In America today, it’s hard to visualize what the world was like before the Rural Electrification Act of 1936.

The REA brought electricity to all the tiny backwoods settlements. What would your house look like if electricity simply disappeared?

Cities had AC electricity many years before public funding through the REA made it possible to build costly high-power lines and sub-stations that sent power our to cities and down roadways.

In the mid-1930s, most radio manufacturers made AC radios and “farm radios.” The battery-operated farm radios, running on DC, were designed for a rural market that hadn’t yet been touched by municipal power systems. From the cabinet front, you wouldn’t know the difference between a farm radio and an AC model in town. But while the AC model plugged into a wall outlet, the farm radio clipped onto batteries.

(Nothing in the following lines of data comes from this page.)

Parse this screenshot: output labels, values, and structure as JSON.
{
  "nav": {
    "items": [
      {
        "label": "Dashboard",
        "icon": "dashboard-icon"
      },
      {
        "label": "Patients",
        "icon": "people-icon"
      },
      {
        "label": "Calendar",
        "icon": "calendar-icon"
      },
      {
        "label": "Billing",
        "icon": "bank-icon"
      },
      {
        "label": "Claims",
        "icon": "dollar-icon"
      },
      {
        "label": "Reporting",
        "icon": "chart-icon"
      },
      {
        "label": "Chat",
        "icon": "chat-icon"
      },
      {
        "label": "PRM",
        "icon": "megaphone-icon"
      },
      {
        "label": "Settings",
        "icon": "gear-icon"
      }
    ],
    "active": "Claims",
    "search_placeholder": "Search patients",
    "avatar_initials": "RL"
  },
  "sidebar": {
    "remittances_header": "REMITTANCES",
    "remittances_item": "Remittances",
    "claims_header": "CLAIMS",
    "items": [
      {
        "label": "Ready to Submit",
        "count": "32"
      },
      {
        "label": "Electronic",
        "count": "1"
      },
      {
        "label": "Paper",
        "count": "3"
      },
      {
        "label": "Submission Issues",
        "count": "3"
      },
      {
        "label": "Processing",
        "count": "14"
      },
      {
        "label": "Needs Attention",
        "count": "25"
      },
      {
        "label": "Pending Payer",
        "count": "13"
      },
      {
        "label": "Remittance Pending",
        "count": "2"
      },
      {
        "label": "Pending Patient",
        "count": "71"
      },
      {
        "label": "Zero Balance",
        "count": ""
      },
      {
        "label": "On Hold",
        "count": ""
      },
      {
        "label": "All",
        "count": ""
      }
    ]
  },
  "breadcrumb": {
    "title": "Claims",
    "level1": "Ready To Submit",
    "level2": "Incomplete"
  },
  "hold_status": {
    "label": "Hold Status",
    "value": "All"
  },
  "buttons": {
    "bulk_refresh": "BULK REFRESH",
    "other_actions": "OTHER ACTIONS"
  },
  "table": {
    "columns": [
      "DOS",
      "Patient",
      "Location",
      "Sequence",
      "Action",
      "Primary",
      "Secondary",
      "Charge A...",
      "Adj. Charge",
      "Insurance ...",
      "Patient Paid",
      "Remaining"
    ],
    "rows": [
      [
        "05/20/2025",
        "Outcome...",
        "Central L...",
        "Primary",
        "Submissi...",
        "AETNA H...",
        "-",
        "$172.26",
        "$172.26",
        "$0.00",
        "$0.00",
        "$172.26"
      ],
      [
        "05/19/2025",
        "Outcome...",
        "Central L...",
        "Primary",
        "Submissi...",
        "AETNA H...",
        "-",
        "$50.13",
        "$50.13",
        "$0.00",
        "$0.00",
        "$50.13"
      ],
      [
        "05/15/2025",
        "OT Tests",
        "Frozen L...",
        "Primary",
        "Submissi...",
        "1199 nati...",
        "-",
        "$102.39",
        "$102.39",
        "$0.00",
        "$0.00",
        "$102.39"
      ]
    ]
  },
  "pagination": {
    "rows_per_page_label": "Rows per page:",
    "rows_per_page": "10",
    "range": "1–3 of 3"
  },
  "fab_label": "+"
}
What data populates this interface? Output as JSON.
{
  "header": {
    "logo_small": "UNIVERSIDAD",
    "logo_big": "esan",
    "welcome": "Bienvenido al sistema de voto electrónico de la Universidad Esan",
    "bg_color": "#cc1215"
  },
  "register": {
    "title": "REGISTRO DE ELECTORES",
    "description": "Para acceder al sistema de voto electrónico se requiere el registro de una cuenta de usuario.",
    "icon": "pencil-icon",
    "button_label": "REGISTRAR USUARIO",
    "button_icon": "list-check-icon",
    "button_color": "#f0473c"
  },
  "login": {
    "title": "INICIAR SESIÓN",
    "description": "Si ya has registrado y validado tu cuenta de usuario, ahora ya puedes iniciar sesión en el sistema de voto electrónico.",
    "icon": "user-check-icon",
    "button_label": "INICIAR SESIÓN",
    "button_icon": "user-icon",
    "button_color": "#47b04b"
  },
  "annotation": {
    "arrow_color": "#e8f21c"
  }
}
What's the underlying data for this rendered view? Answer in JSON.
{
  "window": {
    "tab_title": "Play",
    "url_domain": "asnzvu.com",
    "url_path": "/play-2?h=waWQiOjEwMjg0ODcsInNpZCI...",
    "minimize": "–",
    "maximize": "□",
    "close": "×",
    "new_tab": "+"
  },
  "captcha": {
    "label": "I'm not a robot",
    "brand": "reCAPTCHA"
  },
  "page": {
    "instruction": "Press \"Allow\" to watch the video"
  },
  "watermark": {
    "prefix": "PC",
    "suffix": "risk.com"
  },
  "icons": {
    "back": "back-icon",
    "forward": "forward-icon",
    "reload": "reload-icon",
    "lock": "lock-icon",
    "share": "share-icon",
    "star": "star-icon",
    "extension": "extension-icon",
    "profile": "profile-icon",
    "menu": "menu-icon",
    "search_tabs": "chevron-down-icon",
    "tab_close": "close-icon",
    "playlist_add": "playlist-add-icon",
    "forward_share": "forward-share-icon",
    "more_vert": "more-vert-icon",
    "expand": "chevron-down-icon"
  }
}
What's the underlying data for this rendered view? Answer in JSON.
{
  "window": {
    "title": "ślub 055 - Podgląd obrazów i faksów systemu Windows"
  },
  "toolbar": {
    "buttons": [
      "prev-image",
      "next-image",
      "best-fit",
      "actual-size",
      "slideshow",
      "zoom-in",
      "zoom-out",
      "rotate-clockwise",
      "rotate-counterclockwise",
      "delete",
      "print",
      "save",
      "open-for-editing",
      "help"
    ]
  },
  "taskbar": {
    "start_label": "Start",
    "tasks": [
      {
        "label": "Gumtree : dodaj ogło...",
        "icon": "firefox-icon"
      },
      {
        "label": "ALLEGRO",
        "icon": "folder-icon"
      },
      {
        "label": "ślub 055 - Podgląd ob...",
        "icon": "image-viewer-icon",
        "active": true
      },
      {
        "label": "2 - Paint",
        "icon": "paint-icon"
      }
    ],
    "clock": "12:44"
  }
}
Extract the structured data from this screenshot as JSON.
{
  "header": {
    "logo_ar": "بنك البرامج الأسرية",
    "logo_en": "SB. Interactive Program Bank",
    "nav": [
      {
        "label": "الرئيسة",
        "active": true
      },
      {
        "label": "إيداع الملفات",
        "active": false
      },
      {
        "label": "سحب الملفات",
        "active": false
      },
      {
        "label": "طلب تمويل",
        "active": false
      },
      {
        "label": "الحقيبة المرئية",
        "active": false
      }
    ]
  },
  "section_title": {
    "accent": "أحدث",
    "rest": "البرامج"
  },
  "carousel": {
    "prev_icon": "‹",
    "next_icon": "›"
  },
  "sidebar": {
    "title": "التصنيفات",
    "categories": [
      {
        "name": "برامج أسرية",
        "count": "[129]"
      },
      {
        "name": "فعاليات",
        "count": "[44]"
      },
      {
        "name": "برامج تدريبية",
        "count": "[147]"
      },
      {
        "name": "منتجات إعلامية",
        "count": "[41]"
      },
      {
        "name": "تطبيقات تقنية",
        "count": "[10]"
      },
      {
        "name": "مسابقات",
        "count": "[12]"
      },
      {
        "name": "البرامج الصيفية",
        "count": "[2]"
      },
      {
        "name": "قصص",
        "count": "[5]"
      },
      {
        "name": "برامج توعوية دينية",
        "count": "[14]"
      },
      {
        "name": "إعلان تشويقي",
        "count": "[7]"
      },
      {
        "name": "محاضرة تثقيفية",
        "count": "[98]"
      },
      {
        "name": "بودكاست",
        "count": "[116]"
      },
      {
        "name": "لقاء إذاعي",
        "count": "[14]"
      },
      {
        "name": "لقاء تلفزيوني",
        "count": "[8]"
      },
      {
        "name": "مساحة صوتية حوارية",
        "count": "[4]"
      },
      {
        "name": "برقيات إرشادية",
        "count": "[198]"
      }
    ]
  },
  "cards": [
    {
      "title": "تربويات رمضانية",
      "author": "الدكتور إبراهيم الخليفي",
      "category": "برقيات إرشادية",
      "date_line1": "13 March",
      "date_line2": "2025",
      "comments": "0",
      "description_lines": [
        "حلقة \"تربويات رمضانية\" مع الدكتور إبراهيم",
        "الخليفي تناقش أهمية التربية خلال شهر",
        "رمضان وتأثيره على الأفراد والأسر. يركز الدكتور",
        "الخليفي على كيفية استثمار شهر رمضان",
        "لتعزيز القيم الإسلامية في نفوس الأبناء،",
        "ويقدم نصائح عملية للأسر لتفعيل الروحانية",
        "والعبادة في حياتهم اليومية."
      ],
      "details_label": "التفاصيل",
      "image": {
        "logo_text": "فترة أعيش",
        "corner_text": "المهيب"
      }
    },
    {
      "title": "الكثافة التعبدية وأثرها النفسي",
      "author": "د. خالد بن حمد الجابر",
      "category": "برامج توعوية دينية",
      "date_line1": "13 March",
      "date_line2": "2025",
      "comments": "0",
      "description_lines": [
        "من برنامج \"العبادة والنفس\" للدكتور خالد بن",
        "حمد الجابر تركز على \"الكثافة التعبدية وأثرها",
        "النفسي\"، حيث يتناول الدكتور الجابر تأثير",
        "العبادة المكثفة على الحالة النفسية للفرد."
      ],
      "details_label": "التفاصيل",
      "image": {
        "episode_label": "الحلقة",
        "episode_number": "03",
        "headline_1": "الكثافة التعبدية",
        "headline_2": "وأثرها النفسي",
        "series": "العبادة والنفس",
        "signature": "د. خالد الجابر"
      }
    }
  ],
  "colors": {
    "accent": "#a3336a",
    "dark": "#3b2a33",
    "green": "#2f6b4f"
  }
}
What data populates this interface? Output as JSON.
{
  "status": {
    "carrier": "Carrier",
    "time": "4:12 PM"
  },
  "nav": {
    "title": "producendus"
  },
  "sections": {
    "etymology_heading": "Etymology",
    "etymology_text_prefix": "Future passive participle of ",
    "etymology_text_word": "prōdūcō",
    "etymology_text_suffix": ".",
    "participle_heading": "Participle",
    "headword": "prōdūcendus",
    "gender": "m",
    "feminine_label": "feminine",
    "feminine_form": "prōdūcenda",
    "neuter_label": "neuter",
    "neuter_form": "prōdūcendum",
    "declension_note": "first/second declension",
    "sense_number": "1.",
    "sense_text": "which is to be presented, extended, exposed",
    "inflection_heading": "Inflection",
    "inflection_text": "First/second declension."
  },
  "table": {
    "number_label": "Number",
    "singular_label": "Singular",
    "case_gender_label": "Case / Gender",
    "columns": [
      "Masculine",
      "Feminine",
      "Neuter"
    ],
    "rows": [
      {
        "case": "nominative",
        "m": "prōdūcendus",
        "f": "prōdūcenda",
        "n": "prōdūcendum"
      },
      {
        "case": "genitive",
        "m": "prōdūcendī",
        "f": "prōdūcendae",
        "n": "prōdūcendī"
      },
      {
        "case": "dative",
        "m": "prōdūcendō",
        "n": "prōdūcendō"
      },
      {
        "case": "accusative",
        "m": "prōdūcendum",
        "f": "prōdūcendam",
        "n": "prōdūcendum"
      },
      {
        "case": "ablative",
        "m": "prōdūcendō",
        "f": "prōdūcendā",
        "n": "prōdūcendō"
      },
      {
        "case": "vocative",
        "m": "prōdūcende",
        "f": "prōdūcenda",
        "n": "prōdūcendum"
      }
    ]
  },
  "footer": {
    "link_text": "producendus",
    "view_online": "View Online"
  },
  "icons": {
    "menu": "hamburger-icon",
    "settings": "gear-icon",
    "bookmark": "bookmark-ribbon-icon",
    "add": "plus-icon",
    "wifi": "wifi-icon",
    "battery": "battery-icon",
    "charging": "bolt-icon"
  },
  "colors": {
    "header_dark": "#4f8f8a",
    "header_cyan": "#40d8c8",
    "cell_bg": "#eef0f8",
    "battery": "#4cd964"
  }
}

These 6-, 12-, and 32-volt batteries weren’t like the neat little things that we pop out of blister packs today. They were heavy jars or hard rubber containers filled with sulfuric acid (oil of vitriol) that were kept in the basement. A heavy wire, passing through a hole in the living room floor, connected the battery and the radio. The battery was often kept in the basement because the lady of the house objected to the smell, and to the burnt holes in the carpet resulting from leaks, which were frequent.

Batteries had to be recharged, but they weighed too much to be taken somewhere to have that done. Most people bought a gas-powered generator for that purpose, but some used windmill power plants. The Zenith Radio Company made a popular windmill system called the “Zenith Wincharger with ‘FrePower from the Air.’” Winchargers occasionally show up on eBay auctions.

The wind chargers gave free power and worked for a lifetime, but they weren’t the perfect solution.